Focus on particular shots or areas of your game that need improvement and study the player executing their own versions of a shot or a particular technique.

The head and gaze behaviour of elite players at the moment of impact compared to that of less skilled players is of great interest.

The good clubs such as Tennis World North Sydney will have development coaches to help assist you in this area.[/vc_column_text][/vc_column][/vc_row][vc_row][vc_column][vc_column_text]


A study as shown by means of photo’s on all the major players demonstrated that elite players’ eyes invariably do not follow the ball, and highlighted that tracking the ball as close as possible to the impact zone is not feasible.

The study shows that most players are in full control of their gaze and head movement during the hitting phase.

The Results

The hitting sequences studied revealed that elite players not only seem to follow the ball longer than other players but also possess a characteristic posture of the upper body: at impact, their head and eyes are turned in the direction of the hitting zone.

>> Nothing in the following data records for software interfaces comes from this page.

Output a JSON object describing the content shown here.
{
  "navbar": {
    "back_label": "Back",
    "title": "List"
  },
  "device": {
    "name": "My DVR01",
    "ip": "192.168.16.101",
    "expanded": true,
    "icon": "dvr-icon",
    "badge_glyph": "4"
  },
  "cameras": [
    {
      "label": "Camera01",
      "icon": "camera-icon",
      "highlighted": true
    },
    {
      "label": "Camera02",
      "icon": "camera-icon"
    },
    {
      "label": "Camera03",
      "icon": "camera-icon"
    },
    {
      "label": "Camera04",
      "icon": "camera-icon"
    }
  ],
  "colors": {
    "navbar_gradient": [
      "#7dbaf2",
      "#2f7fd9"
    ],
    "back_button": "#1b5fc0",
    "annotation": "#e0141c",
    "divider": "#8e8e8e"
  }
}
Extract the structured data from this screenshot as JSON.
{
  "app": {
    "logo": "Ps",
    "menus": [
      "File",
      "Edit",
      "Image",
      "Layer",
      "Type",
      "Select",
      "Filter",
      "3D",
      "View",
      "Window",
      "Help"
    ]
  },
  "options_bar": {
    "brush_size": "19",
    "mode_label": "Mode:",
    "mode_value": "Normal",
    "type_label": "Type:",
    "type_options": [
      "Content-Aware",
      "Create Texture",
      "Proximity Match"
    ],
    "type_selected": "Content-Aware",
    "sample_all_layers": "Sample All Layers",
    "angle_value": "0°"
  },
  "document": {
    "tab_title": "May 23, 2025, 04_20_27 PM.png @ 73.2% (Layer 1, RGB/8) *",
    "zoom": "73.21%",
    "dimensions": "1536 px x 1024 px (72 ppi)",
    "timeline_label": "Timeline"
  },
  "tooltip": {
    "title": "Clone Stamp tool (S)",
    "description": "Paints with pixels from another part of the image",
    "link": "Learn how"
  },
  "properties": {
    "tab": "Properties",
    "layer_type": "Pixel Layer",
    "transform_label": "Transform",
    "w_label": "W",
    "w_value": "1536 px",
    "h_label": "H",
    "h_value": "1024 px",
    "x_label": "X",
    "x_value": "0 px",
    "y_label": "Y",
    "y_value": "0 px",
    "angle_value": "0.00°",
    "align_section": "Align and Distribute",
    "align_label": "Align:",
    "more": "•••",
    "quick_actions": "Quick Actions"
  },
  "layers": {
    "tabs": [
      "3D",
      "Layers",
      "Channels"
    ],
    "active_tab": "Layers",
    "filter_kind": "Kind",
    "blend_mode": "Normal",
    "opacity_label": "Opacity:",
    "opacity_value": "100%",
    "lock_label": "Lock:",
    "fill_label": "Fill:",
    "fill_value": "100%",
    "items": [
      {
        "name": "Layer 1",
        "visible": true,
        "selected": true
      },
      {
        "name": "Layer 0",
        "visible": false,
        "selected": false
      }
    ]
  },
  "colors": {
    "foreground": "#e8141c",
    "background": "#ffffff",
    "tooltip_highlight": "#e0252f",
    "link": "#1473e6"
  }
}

Also, it is shown that Federer and Nadal not only keep their eye on the ball up to the moment of impact, but after their head remains still and in the direction of the contact zone.

The biggest finding unearthed in the study was that top players were able to maintain a fairly consistent control; a consistency also illustrated on the women’s tour by Steffi Graf who kept her eyes on the ball on every shot with significant fixation after impact.[/vc_column_text][/vc_column][/vc_row][vc_row][vc_column][vc_empty_space][vc_single_image image=”1098″ img_size=”full”][/vc_column][/vc_row][vc_row][vc_column][vc_column_text]


The top players are expected to maintain visual contact with the ball as they complete the hitting action but this was not consistent with the study.

What emerged is that elite players are not individual in the way they deal with the gaze control in tennis as they are in the way they hit the ball.

It is significantly illustrated in the game today, by the consistency of Roger Federer and Rafael Nadal. Broadly speaking these two players demonstrate that it is possible and even beneficial to play tennis with the eyes not always focused on the ball. And therefore, watching the ball’s flight path is not the strategy used by the best players.

It seems strange in a way what conclusions the survey through up, many young players are coached that at all times they must watch the path of the ball. It looks like it is more critical that the gaze is fixed most at the point of contact with the head still.

Of course in kid’s tennis you have to learn to walk before you can run, but it is worthwhile considering as your game development the technique used by the top players around the world.[/vc_column_text][/vc_column][/vc_row]